The city of Cape Coral launched a new round of "brand" marketing this week as it entered a public-private partnership with Lamar Advertising.
The new effort, touted as an economic development image campaign, announces the city of Cape Coral is "open for business." The message will be promoted throughout southwest Florida on 16 billboards - including five that are digital - along the region's busiest roadways. At full implementation, the boards will get 369,323 views per day and more than 1.18 million "impressions" per week, officials said.
We thank Lamar Advertising, which is providing the initial campaign gratis. It's a generous donation and the message behind the campaign - that the city of Cape Coral is the largest between Tampa and Miami - is spot on.
Whether it generates more than awareness, of course, remains to be seen.
And this is where the city of Cape Coral must step forward.
As a community, and as a municipality, we've not always been what can be called business friendly.
The proposed luxury RV park, like many a project before it, is already being slammed by the anti-Realtor/developer/growth minority that decries, well, pretty much any proposal big enough for a presentation to Planning & Zoning.
It's also more than good strategy that the "open for business" message is not being promoted within the city limits - the Cape's oft maligned sign regulations are so stringent such a campaign actually is prohibited here.
The good news? On the city side, we are seeing some recognition that, perhaps, it's time to actually become a little more, well, business friendly.
Billy Fuccillo, owner of Fuccillo Kia of Cape Coral on Pine Island Road, has credited city co-operation with aiding his success in becoming the No. 1 Kia dealership in the country.

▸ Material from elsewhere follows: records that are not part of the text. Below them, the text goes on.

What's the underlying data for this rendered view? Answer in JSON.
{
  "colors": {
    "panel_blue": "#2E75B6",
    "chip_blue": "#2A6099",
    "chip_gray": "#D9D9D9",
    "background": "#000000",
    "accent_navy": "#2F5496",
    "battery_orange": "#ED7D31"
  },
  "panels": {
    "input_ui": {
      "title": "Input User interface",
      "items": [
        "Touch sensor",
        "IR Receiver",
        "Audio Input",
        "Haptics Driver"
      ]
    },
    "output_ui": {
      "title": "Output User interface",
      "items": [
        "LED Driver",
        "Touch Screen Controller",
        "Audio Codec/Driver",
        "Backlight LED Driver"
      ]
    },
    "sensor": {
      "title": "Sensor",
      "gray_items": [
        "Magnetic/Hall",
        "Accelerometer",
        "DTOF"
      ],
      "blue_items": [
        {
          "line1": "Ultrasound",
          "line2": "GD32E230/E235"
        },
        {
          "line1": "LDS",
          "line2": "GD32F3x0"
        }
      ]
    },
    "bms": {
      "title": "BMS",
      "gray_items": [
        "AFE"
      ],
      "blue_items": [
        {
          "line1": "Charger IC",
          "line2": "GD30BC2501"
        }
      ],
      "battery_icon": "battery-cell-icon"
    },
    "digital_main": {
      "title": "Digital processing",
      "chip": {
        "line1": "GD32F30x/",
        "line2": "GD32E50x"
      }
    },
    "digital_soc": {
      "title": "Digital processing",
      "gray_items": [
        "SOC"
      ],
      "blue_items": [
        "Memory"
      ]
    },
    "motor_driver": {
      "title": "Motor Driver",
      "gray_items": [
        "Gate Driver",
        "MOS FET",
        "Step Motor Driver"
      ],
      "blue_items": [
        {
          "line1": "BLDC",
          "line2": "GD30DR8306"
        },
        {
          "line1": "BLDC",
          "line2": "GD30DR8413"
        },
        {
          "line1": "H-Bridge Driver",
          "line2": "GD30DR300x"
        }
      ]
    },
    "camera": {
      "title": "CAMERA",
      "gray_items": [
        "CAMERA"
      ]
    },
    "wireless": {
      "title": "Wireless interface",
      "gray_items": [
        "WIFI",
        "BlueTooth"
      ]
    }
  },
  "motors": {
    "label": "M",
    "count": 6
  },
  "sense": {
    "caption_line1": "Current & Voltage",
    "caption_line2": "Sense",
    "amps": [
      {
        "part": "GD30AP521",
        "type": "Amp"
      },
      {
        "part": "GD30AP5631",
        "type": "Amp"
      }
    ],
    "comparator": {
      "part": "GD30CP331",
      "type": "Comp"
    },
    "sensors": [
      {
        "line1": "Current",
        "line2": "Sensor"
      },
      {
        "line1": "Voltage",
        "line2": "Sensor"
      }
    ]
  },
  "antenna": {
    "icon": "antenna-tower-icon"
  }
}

The city is strongly behind fostering business development near the soon-to-open VA Clinic on Diplomat Parkway.
Council also is at least open to some discussion on issues that the business community would like addressed.
As well council should be.
Case in point: Vacant storefronts and office buildings are blight waiting to happen and easing the fees, and expediting the processes required to get them filled is a proven way to do just that.
The city has already put in place a two-year moratorium on change-of-use impact fees.
That's a good start.
Looking at lowering impact fees for new construction would be a sound next step, particularly for "higher-use"- read higher fee- facilities such as medical use, the desired type of development for the Veterans Investment Zone around the VA Clinic.
Open for business?
We certainly do hope so.
- Breeze editorial